Using intravital video microscopy in combination with electrophysiological and imaging techniques we have shown that vascular responses to stimuli are greatly influenced by the presence of the connexins. However, until recently the molecular basis for this communication, and its overall importance to cardiovascular health and disease could only be imagined. Now with the advent of molecular genetic approaches using homologous recombination, we have been able to delete specific connexin genes and even to delete selected genes in specific cells. Animals can now be produced with deletions of any of the vascular connexins, and for connexin 43 we can delete the connexin 43 gene in either smooth muscle or endothelium. These animals can be mated to produce multiple knockouts. The physiological consequences of the connexin deletions are only beginning to be appreciated. Deletion of a connexin can result in either hypertension or hypotension depending on the cell in which the deletion occurs and the connexin that is deleted. The absence of appropriate intercellular signaling can lead to enormously exaggerated smooth muscle contraction, to fulminating hypertension, and cardiac hypertrophy. Perhaps most exciting, the connexins appear to be linked in a very complex regulatory scheme in which deletion of one connexin can cause a parallel reduction in a connexin in an adjacent cell, or of a different connexin in the same cell. There is virtually nothing known of the signaling and the regulatory processes that produce such coordinated regulation of connexin synthesis.

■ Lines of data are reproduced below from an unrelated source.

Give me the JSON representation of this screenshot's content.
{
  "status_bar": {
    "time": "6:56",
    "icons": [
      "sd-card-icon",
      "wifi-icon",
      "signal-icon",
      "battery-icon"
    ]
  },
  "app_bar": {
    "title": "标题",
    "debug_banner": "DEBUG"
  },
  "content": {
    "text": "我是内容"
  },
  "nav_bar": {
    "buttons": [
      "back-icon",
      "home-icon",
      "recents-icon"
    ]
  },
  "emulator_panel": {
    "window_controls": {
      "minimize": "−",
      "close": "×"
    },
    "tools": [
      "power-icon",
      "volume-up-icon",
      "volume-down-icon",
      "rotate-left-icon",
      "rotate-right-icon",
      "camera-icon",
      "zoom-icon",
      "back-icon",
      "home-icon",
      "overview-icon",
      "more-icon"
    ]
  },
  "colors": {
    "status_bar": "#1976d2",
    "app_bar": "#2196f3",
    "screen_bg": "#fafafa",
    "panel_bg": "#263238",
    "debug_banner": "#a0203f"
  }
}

In addition to coordination of smooth muscle and endothelium, the connexins appear to play a role in the interactions between endothelium and leukocytes, and thus the connexins may be involved in the speed of attachment and emigration of white cells in inflammatory states. Current projects in the laboratory focus especially on the effects of connexin 40 deletions on electrically induced vascular wall signaling, on the modulation of catecholamine activation of smooth muscle by mural connexins, and on the role of afferent arteriolar connexins in the pathogenesis of hypertension. Tissue oxygenation A primary function of the vasculature is to regulate the concentration of oxygen in the tissues. Though essential, O2 is also toxic, and thus oxygen must be regulated within a narrow range, not merely provided in adequate amounts. This laboratory has used a variety of techniques to examine the patterns of and limits to tissue oxygenation, as well as the mechanisms of regulation of oxygen delivery. The amount of oxygen that can be delivered to the tissues is highly dependent on the hematocrit of blood in the capillaries, and we discovered that the capillary hematocrit is much lower than that of arterial blood, and that it is highly variable and subject to strict regulation. This discovery led to the realization that the variations in capillary hematocrit are due to variations in the thickness of a previously unrecognized intracapillary layer, the glycocalyx.
This layer is a typical extracellular matrix, which functions as the true interface between the blood and the endothelial cells. Electron microscopy shows that the glycocalyx is rather uniform over the surface of the endothelial cell, and that it is dynamic, being responsive to both hemodynamic forces and to inflammatory stimuli. At the present time, a major laboratory effort is underway to understand the molecular composition of the glycocalyx, the patterns of its synthesis, and the structural biology of the molecules that comprise it. Selective enzymatic digestion and capillary microperfusion have disclosed heparin and chondroitin sulfate, hyaluronic acid, albumin and globulins as part of a relatively stabile matrix that occupies more than half of the capillary cross-section. The laboratory is currently trying to understand the role played by the glycocalyx in regulating solute and water transport in the capillaries, and how it modulates leukocyte attachment and emigration.